  • Käsespätzle: This cheesy noodle dish is a classic favorite among vegetarians.
  • Vegan Options: Since 2013, all tents have offered at least one vegan dish.
  • Gingerbread hearts: A sweet treat that doubles as a festive souvenir.
  • Sugar-roasted almonds: A crunchy and sweet snack enjoyed by attendees.
  • Chocolate-covered fruit skewers: A delightful dessert option for sweet tooth lovers.
  • Lángos: A Hungarian fried dough dish traditionally topped with spicy red chili, garlic sauce, and cheese.

10.  Drinks

Drinks are the second most critical part of Oktoberfest's event. It is known for its extraordinary beer, all brewed in Munich and adhering to the Reinheitsgebot, also known as German Punkrock. In every large Munich brewery's tent, the two-liter glasses, also known as Mass, are filled with beer in their best varieties with rich lagers and light wheat beers. Because of the set beer price limits in the tents, everyone can order a big glass without worrying about price differences.

Wine and champagne are available in some tents for those seeking nonalcoholic options, and for those who need a sober fest. There are plenty of beverages like coffee, lemonade, sodas, water, and alcohol-free beer. For those who want to feel the spirit of the event, there are also plenty of good Bavarian drinks like Schnapps and Ratler, which are popular among the attendees.

Concluding Fun Oktoberfest Travel

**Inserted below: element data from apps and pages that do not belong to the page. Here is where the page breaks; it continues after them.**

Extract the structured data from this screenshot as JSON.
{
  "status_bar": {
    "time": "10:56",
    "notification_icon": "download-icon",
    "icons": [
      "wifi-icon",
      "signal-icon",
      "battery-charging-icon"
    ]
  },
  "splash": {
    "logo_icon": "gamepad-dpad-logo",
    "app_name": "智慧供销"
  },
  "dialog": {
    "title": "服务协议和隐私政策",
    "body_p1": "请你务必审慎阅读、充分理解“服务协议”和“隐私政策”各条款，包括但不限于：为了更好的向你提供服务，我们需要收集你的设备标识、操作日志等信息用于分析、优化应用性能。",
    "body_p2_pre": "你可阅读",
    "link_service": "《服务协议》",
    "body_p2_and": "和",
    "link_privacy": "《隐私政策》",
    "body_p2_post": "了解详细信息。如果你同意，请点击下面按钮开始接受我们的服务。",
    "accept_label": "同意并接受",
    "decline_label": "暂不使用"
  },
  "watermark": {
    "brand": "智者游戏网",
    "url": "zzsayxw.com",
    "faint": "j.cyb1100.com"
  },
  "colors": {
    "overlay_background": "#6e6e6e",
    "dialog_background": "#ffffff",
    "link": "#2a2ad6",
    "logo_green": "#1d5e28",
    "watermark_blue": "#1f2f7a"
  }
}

To conclude, if you want to have a great time and enjoy your trip to Germany's Oktoberfest, cherish the entire journey from the moment of planning to adore every detail of the festival. Remember that beer is not the only Oktoberfest component but a proud part of it. Try to wear Dirndls and Lederhosen and go on rides. Participate in the beautiful event of losing your senses and tasting local dishes. Fully enjoy Oktoberfest because you will still be able to do it after all. Oktoberfest is a diverse cultural event that can quickly unite fun, educational moments of tradition and an unforgettable experience. For those attending for the first time and those who have been there, the celebration is filled with color and atmosphere, where you can find the most festive way to take pleasure in everything that is Oktoberfest.